JLP: Wrestling completely changed my life. I was in band and I think that being a part of the marching band gave me a lot of family support and friends that I am still close to today. A lot of people don't know I played the flute and the tuba. I was heavily involved in music and spent a lot of time in the after school programs and things like that and I really didn't see wrestling coming. I thought that I'd make it in life and go to school doing something based on music, but those opportunities, honestly,they never came. They didn't show up. I was surprised. I had won every band award and I tried very hard and I was a drum major and a leader and I got invited to a scholarship ceremony and they said there would be some scholarship money for me. I filled out applications and thought I'd be able to go to school and really nothing came in and I was so surprised.
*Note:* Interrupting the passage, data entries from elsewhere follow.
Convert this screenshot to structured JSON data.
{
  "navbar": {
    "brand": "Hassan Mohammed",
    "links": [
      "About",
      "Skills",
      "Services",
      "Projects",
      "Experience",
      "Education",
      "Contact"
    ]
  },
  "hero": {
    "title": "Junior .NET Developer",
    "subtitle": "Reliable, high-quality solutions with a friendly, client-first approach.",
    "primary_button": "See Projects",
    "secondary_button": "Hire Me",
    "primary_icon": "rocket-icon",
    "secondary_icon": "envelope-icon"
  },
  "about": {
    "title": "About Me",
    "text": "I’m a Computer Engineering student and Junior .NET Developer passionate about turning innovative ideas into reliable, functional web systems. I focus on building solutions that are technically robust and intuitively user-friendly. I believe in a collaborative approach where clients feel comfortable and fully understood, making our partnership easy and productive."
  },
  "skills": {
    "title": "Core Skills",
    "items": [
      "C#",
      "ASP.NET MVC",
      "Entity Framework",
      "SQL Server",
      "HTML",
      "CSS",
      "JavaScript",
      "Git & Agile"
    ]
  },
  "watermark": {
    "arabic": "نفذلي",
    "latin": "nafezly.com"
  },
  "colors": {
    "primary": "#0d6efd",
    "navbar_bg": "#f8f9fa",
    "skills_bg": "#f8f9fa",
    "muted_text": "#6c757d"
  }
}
I was a straight A student and on the honor roll. I was student of the month and I was like, “gosh what do i have to do to get an education around here?”
It came from the funniest place. I started wrestling as a senior in high school. It was the very last thing that I joined. I wasn't good at it at all when I first started. I was horrible. I was getting beat up. I went to a women's competition out in Flint, Michigan called USGWA and I participated in it. Initially I lost both my matches... I'm crying my eyes out and I was thinking "how can I be so bad at this sport?"
I was like man these girls are strong, I can't understand why I'm so bad. I'm usually pretty good in everything. Then they called me out to the head table and told me I had been participating in the wrong bracket. I was competing at a higher weight and they put me back in the tournament.
So I got a new lease on life and I just went out there with the fury and ended up just double legging everybody like in the movie Water Boy. I ended up blasting people all over. I lost a match or two but still made it to All-American anyway. I ended up in a magazine, which gave me the extra exposure I needed to finally be recruited by Missouri Valley College. They were recruiting athletes to be a part of a women’s program they were starting. I was working full time at a thrift shop in NJ run by my High School coach and his family and Mike Machholz from the school called me there and said they were going to give me money to go to school. I was so ecstatic. I said, "How do I get there?"
I had $100 in my pocket and a broken down car, but my friends offered to drive me and dropped me off at school with what little I had in my pocket. They also gave me some money to go and the rest is history.